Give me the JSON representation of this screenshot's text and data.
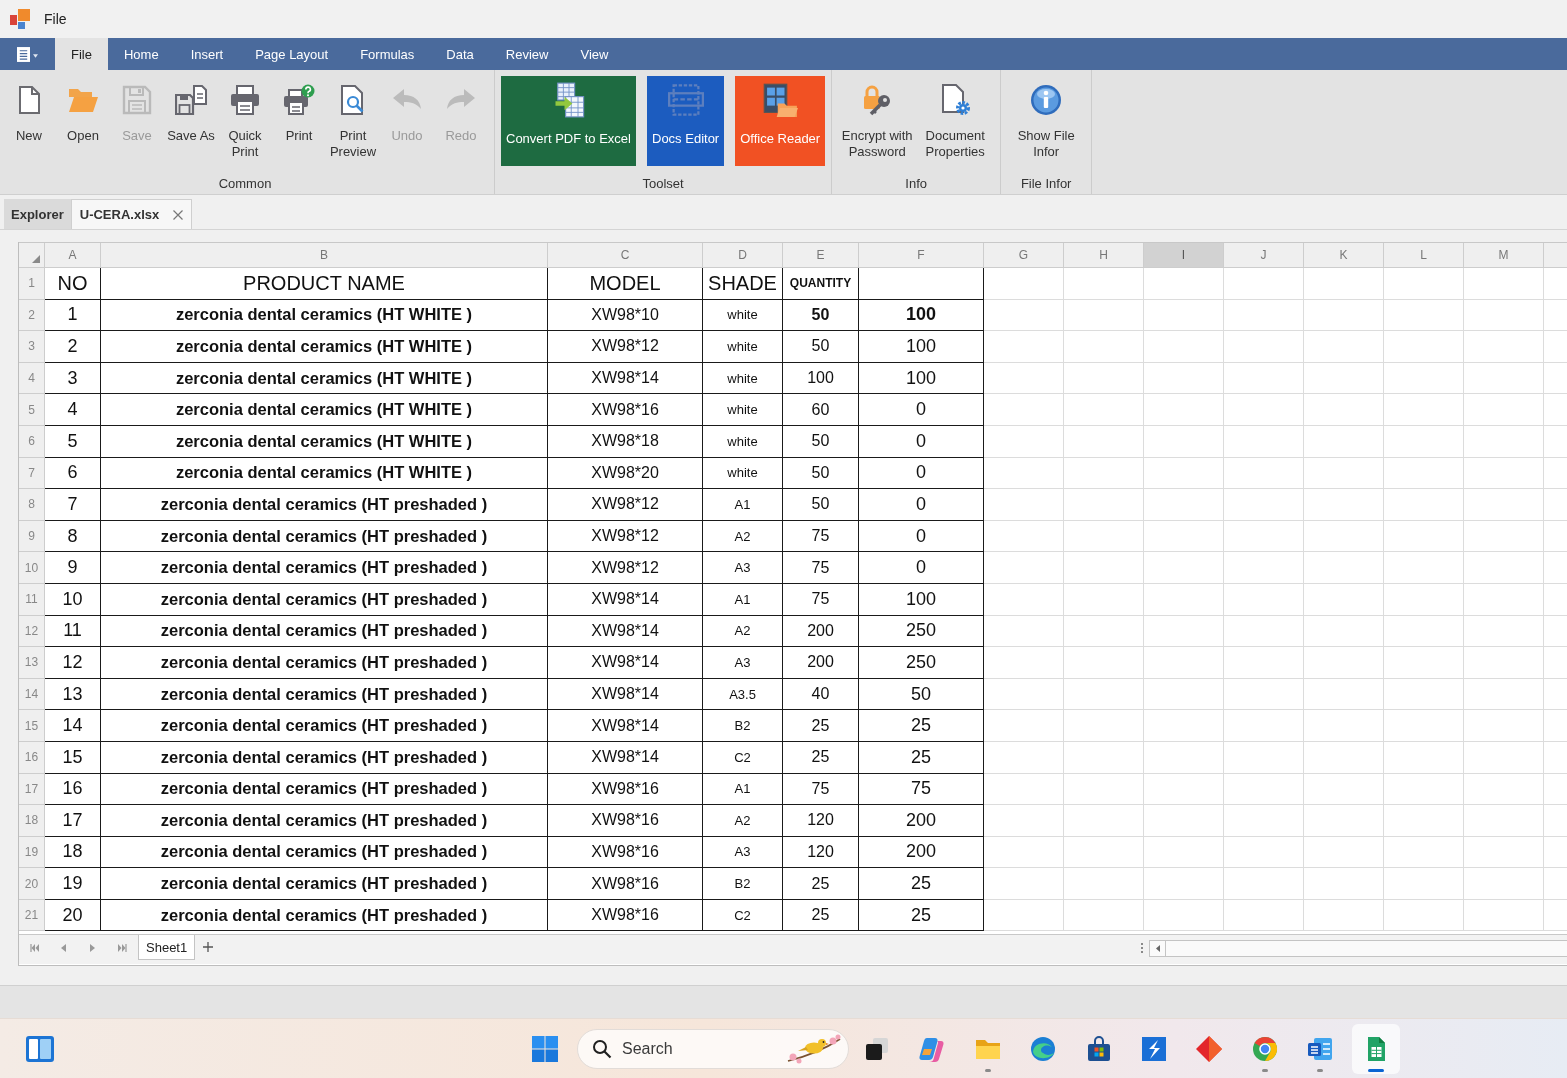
{
  "app": {
    "title": "File"
  },
  "menu_tabs": [
    {
      "label": "File",
      "selected": true
    },
    {
      "label": "Home",
      "selected": false
    },
    {
      "label": "Insert",
      "selected": false
    },
    {
      "label": "Page Layout",
      "selected": false
    },
    {
      "label": "Formulas",
      "selected": false
    },
    {
      "label": "Data",
      "selected": false
    },
    {
      "label": "Review",
      "selected": false
    },
    {
      "label": "View",
      "selected": false
    }
  ],
  "ribbon": {
    "groups": [
      {
        "label": "Common",
        "kind": "buttons",
        "items": [
          {
            "label": "New",
            "disabled": false
          },
          {
            "label": "Open",
            "disabled": false
          },
          {
            "label": "Save",
            "disabled": true
          },
          {
            "label": "Save As",
            "disabled": false
          },
          {
            "label": "Quick Print",
            "disabled": false
          },
          {
            "label": "Print",
            "disabled": false
          },
          {
            "label": "Print Preview",
            "disabled": false
          },
          {
            "label": "Undo",
            "disabled": true
          },
          {
            "label": "Redo",
            "disabled": true
          }
        ]
      },
      {
        "label": "Toolset",
        "kind": "tiles",
        "items": [
          {
            "label": "Convert PDF to Excel",
            "color": "#1e6b41",
            "disabled": false
          },
          {
            "label": "Docs Editor",
            "color": "#1c5cbf",
            "disabled": false
          },
          {
            "label": "Office Reader",
            "color": "#f15123",
            "disabled": false
          }
        ]
      },
      {
        "label": "Info",
        "kind": "buttons",
        "items": [
          {
            "label": "Encrypt with Password",
            "disabled": false
          },
          {
            "label": "Document Properties",
            "disabled": false
          }
        ]
      },
      {
        "label": "File Infor",
        "kind": "buttons",
        "items": [
          {
            "label": "Show File Infor",
            "disabled": false
          }
        ]
      }
    ]
  },
  "document_tabs": [
    {
      "label": "Explorer",
      "selected": false
    },
    {
      "label": "U-CERA.xlsx",
      "selected": true
    }
  ],
  "sheet": {
    "columns": [
      {
        "label": "A",
        "selected": false
      },
      {
        "label": "B",
        "selected": false
      },
      {
        "label": "C",
        "selected": false
      },
      {
        "label": "D",
        "selected": false
      },
      {
        "label": "E",
        "selected": false
      },
      {
        "label": "F",
        "selected": false
      },
      {
        "label": "G",
        "selected": false
      },
      {
        "label": "H",
        "selected": false
      },
      {
        "label": "I",
        "selected": true
      },
      {
        "label": "J",
        "selected": false
      },
      {
        "label": "K",
        "selected": false
      },
      {
        "label": "L",
        "selected": false
      },
      {
        "label": "M",
        "selected": false
      }
    ],
    "header_row": {
      "number": "1",
      "no": "NO",
      "product": "PRODUCT NAME",
      "model": "MODEL",
      "shade": "SHADE",
      "quantity": "QUANTITY"
    },
    "rows": [
      {
        "number": "2",
        "no": "1",
        "product": "zerconia dental ceramics (HT WHITE )",
        "model": "XW98*10",
        "shade": "white",
        "quantity": "50",
        "column_f": "100",
        "quantities_bold": true
      },
      {
        "number": "3",
        "no": "2",
        "product": "zerconia dental ceramics (HT WHITE )",
        "model": "XW98*12",
        "shade": "white",
        "quantity": "50",
        "column_f": "100",
        "quantities_bold": false
      },
      {
        "number": "4",
        "no": "3",
        "product": "zerconia dental ceramics (HT WHITE )",
        "model": "XW98*14",
        "shade": "white",
        "quantity": "100",
        "column_f": "100",
        "quantities_bold": false
      },
      {
        "number": "5",
        "no": "4",
        "product": "zerconia dental ceramics (HT WHITE )",
        "model": "XW98*16",
        "shade": "white",
        "quantity": "60",
        "column_f": "0",
        "quantities_bold": false
      },
      {
        "number": "6",
        "no": "5",
        "product": "zerconia dental ceramics (HT WHITE )",
        "model": "XW98*18",
        "shade": "white",
        "quantity": "50",
        "column_f": "0",
        "quantities_bold": false
      },
      {
        "number": "7",
        "no": "6",
        "product": "zerconia dental ceramics (HT WHITE )",
        "model": "XW98*20",
        "shade": "white",
        "quantity": "50",
        "column_f": "0",
        "quantities_bold": false
      },
      {
        "number": "8",
        "no": "7",
        "product": "zerconia dental ceramics (HT preshaded )",
        "model": "XW98*12",
        "shade": "A1",
        "quantity": "50",
        "column_f": "0",
        "quantities_bold": false
      },
      {
        "number": "9",
        "no": "8",
        "product": "zerconia dental ceramics (HT preshaded )",
        "model": "XW98*12",
        "shade": "A2",
        "quantity": "75",
        "column_f": "0",
        "quantities_bold": false
      },
      {
        "number": "10",
        "no": "9",
        "product": "zerconia dental ceramics (HT preshaded )",
        "model": "XW98*12",
        "shade": "A3",
        "quantity": "75",
        "column_f": "0",
        "quantities_bold": false
      },
      {
        "number": "11",
        "no": "10",
        "product": "zerconia dental ceramics (HT preshaded )",
        "model": "XW98*14",
        "shade": "A1",
        "quantity": "75",
        "column_f": "100",
        "quantities_bold": false
      },
      {
        "number": "12",
        "no": "11",
        "product": "zerconia dental ceramics (HT preshaded )",
        "model": "XW98*14",
        "shade": "A2",
        "quantity": "200",
        "column_f": "250",
        "quantities_bold": false
      },
      {
        "number": "13",
        "no": "12",
        "product": "zerconia dental ceramics (HT preshaded )",
        "model": "XW98*14",
        "shade": "A3",
        "quantity": "200",
        "column_f": "250",
        "quantities_bold": false
      },
      {
        "number": "14",
        "no": "13",
        "product": "zerconia dental ceramics (HT preshaded )",
        "model": "XW98*14",
        "shade": "A3.5",
        "quantity": "40",
        "column_f": "50",
        "quantities_bold": false
      },
      {
        "number": "15",
        "no": "14",
        "product": "zerconia dental ceramics (HT preshaded )",
        "model": "XW98*14",
        "shade": "B2",
        "quantity": "25",
        "column_f": "25",
        "quantities_bold": false
      },
      {
        "number": "16",
        "no": "15",
        "product": "zerconia dental ceramics (HT preshaded )",
        "model": "XW98*14",
        "shade": "C2",
        "quantity": "25",
        "column_f": "25",
        "quantities_bold": false
      },
      {
        "number": "17",
        "no": "16",
        "product": "zerconia dental ceramics (HT preshaded )",
        "model": "XW98*16",
        "shade": "A1",
        "quantity": "75",
        "column_f": "75",
        "quantities_bold": false
      },
      {
        "number": "18",
        "no": "17",
        "product": "zerconia dental ceramics (HT preshaded )",
        "model": "XW98*16",
        "shade": "A2",
        "quantity": "120",
        "column_f": "200",
        "quantities_bold": false
      },
      {
        "number": "19",
        "no": "18",
        "product": "zerconia dental ceramics (HT preshaded )",
        "model": "XW98*16",
        "shade": "A3",
        "quantity": "120",
        "column_f": "200",
        "quantities_bold": false
      },
      {
        "number": "20",
        "no": "19",
        "product": "zerconia dental ceramics (HT preshaded )",
        "model": "XW98*16",
        "shade": "B2",
        "quantity": "25",
        "column_f": "25",
        "quantities_bold": false
      },
      {
        "number": "21",
        "no": "20",
        "product": "zerconia dental ceramics (HT preshaded )",
        "model": "XW98*16",
        "shade": "C2",
        "quantity": "25",
        "column_f": "25",
        "quantities_bold": false
      }
    ]
  },
  "sheet_tabs": [
    {
      "label": "Sheet1",
      "selected": true
    }
  ],
  "taskbar": {
    "search": {
      "placeholder": "Search"
    },
    "apps": [
      {
        "running": false,
        "selected": false
      },
      {
        "running": false,
        "selected": false
      },
      {
        "running": true,
        "selected": false
      },
      {
        "running": false,
        "selected": false
      },
      {
        "running": false,
        "selected": false
      },
      {
        "running": false,
        "selected": false
      },
      {
        "running": false,
        "selected": false
      },
      {
        "running": true,
        "selected": false
      },
      {
        "running": true,
        "selected": false
      },
      {
        "running": true,
        "selected": true
      }
    ]
  }
}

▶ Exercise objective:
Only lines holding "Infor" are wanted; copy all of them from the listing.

▶ Answer below:
        "label": "File Infor",
            "label": "Show File Infor",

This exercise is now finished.